Barnes, Fred, The American Spectator
Twentieth-Century America: A Brief History
Thomas C. Reeves
Oxford /368 pages /$30
Do we really need another history of America in the last century? Maybe not, but my reason for picking up Thomas C. Reeves's Twentieth Century America wasn't to acquire fresh details and telling anecdotes. It was to learn Reeves's particular take on America's role in the late great century. Thomas Reeves? If you're not familiar with him, you should be. He's a history professor at the University of Wisconsin, Parkside, which doesn't tell you much, and as far as I can tell he's not a conservative. But he's written three books prior to this new one that I believe are enormously worthy.
First there was The Life and Times of Joe McCarthy, a highly critical but non-hysterical account of McCarthy's life. It appeared before the flood of new information from Soviet archives and the Venona files, and I suspected Reeves might now be slightly less critical of McCarthy's crusade against Soviet spies and sympathizers in America. But it turns out he's not, declaring in Twentieth Century America that McCarthy didn't uncover a single spy. Oh, well. Then there was A Question of Character: The Life of John F. Kennedy, a seminal book that raised the issue of personal morality in public leaders. Reeves was very tough on JFK on moral grounds before any other historian I'm aware of was, and of course well before the Clinton presidency heightened our understanding of the harm a leader's moral failures can do. More recently, Reeves wrote The Empty Church, the sad story of how liberal clergy have driven millions of Christians out of the mainline Protestant churches and weakened those churches to the point of near-collapse. His case was irrefutable.
Now we have Reeves's brief, rather arid account of America in the last century, and it presents a fairly conventional-that is, mostly liberal-interpretation of events that brought the United States to the status of lone superpower and economic colossus. Or I should say it's conventional in its handling of individual episodes and people. Ronald Reagan, for example, is treated as both disengaged and passive and also as a powerful leader. Reeves's heroes of the Cold War are Harry Truman, George C. Marshall, and Dean Acheson-not Reagan, Caspar Weinberger, and George Shultz. But Reeves, without much fanfare, does something much larger in Twentieth Century America, too. He examines the century by two yardsticks, one measuring power and prosperity, the other morality and social strength. By the first measure, America soars throughout the century. By the second, it doesn't do as well.

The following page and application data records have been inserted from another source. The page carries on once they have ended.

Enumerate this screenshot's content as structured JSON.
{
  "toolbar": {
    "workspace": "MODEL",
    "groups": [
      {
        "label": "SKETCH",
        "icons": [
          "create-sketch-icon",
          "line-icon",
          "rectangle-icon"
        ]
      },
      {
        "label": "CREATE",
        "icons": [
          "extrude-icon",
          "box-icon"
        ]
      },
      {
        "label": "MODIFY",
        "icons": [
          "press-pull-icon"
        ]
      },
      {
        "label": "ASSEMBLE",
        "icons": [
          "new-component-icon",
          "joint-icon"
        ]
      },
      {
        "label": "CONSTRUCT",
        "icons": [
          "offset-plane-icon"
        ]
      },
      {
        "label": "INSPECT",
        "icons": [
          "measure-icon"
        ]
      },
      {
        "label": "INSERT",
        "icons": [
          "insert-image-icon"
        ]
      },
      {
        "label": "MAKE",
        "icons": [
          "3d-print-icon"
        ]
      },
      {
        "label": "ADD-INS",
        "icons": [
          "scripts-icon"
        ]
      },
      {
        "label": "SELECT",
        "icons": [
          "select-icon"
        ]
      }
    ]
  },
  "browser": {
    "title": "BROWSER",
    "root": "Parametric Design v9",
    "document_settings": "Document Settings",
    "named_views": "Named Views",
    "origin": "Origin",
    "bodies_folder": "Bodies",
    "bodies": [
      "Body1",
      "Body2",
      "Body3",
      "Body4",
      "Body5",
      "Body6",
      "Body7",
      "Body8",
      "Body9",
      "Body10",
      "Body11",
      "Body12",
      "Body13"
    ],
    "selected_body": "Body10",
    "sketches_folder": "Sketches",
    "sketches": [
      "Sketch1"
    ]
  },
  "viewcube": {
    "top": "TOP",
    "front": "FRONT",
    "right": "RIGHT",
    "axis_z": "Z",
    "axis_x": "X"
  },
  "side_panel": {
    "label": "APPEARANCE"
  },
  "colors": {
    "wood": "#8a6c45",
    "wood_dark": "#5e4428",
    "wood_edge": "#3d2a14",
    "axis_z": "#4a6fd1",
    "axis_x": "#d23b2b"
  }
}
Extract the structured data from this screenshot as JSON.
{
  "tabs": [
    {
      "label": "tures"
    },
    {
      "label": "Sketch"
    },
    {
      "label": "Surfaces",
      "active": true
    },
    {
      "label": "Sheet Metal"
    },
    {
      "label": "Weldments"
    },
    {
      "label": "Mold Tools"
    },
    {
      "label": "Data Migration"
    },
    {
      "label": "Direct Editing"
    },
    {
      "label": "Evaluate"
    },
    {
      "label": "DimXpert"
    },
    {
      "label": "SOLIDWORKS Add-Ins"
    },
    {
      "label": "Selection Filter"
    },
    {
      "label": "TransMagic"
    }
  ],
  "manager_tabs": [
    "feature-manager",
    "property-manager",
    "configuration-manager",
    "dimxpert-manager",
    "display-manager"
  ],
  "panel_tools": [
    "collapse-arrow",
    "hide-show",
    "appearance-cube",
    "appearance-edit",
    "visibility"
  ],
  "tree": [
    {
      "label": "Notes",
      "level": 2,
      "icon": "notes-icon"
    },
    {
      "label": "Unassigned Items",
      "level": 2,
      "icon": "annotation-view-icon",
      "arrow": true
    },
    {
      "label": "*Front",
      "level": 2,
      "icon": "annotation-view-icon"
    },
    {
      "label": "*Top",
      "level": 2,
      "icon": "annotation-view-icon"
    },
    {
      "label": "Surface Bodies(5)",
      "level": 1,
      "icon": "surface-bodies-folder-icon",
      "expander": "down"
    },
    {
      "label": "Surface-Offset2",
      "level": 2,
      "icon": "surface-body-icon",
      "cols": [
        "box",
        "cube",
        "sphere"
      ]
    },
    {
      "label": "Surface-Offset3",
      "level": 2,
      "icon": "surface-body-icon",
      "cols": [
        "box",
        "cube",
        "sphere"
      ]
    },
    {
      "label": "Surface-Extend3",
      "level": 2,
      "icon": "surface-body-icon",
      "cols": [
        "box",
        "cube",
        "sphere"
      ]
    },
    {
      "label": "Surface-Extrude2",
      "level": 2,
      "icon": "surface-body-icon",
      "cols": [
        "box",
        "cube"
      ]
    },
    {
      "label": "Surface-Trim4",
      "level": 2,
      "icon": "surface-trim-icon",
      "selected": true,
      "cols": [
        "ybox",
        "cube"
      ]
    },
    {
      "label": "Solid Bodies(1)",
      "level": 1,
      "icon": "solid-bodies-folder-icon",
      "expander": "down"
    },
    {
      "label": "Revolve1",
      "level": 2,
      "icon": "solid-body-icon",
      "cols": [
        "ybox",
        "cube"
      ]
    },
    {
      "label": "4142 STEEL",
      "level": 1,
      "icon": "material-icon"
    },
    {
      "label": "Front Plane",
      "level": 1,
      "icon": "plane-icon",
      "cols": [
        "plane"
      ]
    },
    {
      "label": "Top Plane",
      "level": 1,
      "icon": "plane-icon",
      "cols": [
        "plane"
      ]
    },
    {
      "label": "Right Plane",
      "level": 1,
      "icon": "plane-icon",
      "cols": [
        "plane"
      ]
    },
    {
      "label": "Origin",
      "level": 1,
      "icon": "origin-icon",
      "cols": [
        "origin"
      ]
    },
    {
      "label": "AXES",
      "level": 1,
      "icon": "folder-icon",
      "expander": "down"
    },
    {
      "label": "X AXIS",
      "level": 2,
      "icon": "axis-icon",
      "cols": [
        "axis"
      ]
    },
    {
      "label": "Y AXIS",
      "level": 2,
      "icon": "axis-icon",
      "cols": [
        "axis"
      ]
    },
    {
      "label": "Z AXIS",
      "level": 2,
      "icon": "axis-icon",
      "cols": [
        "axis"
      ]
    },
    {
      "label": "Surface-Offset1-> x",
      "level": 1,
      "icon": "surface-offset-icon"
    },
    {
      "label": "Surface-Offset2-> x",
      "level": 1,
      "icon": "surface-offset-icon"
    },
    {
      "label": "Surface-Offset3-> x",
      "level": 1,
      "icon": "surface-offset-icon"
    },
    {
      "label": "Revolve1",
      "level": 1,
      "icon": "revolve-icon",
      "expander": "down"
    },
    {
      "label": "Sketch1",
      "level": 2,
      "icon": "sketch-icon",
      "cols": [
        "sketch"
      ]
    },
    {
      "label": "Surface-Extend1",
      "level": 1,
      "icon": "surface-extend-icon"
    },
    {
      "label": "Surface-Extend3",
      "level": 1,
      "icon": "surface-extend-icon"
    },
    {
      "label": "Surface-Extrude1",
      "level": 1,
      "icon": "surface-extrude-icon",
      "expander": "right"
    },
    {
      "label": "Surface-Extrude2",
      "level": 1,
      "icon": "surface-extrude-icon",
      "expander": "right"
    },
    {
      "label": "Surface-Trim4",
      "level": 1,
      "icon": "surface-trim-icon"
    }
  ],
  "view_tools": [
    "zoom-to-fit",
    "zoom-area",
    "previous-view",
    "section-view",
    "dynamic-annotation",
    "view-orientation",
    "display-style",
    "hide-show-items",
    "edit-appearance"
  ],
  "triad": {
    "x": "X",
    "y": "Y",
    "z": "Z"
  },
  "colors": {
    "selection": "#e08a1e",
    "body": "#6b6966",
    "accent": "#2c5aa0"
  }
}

Reeves sums up America's progress this way.
At the close of the twentieth century, the freedom and prosperity enjoyed by Americans were the envy of much of the world. But millions around the globe also feared the secularism, the crime, the popular culture, the cynicism, and the growing disparity of wealth that were part of American life.
Despite his qualms, Reeves doesn't minimize the importance of material abundance and the comfortable life it has brought to America. And he's great on statistics. In 1997, roughly three-fourths of American homes had air conditioning, 77.5 percent had washing machines, 53.7 percent had dishwashers. Fifty-eighty million homes had warm air furnaces. A year later, 98 percent of homes had TVs and two-thirds of these had cable. Nearly half had one or more computers, and by 1999 more than 40 percent of American adults used the Internet. Not bad.
Capitalism brought to the average American what socialists and leftists insisted it never could. Over the century, a worker's income bought more and more. In 1915, a refrigerator cost a worker 3,162 hours of labor. By 1970, it was down to 112 hours and in 1997 the cost was 68 hours. The cost of a color TV in hours worked dropped from 562 in 1954 to 174 in 1970 to 23 in 1997. Americans may be jaded by all the prosperity, but Reeves isn't. …